[Your goal]: Please work out how many of the lines below include "stage". Only the number should be given.
======== Given information ========
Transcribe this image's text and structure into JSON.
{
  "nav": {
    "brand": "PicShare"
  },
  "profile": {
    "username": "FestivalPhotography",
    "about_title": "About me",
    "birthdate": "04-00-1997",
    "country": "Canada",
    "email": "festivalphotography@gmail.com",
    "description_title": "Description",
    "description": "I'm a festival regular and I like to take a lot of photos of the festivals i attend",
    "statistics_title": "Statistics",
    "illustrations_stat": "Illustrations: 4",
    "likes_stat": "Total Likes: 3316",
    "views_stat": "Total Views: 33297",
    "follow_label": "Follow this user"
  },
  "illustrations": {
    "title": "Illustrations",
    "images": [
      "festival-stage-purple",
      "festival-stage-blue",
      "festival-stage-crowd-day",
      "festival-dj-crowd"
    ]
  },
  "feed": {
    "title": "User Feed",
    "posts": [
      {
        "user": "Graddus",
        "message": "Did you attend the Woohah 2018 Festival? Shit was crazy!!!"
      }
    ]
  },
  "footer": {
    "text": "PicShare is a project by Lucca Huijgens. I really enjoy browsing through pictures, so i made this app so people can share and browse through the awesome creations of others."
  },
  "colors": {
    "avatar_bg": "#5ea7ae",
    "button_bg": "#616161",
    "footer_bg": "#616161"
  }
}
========
[Response for this exercise]: 3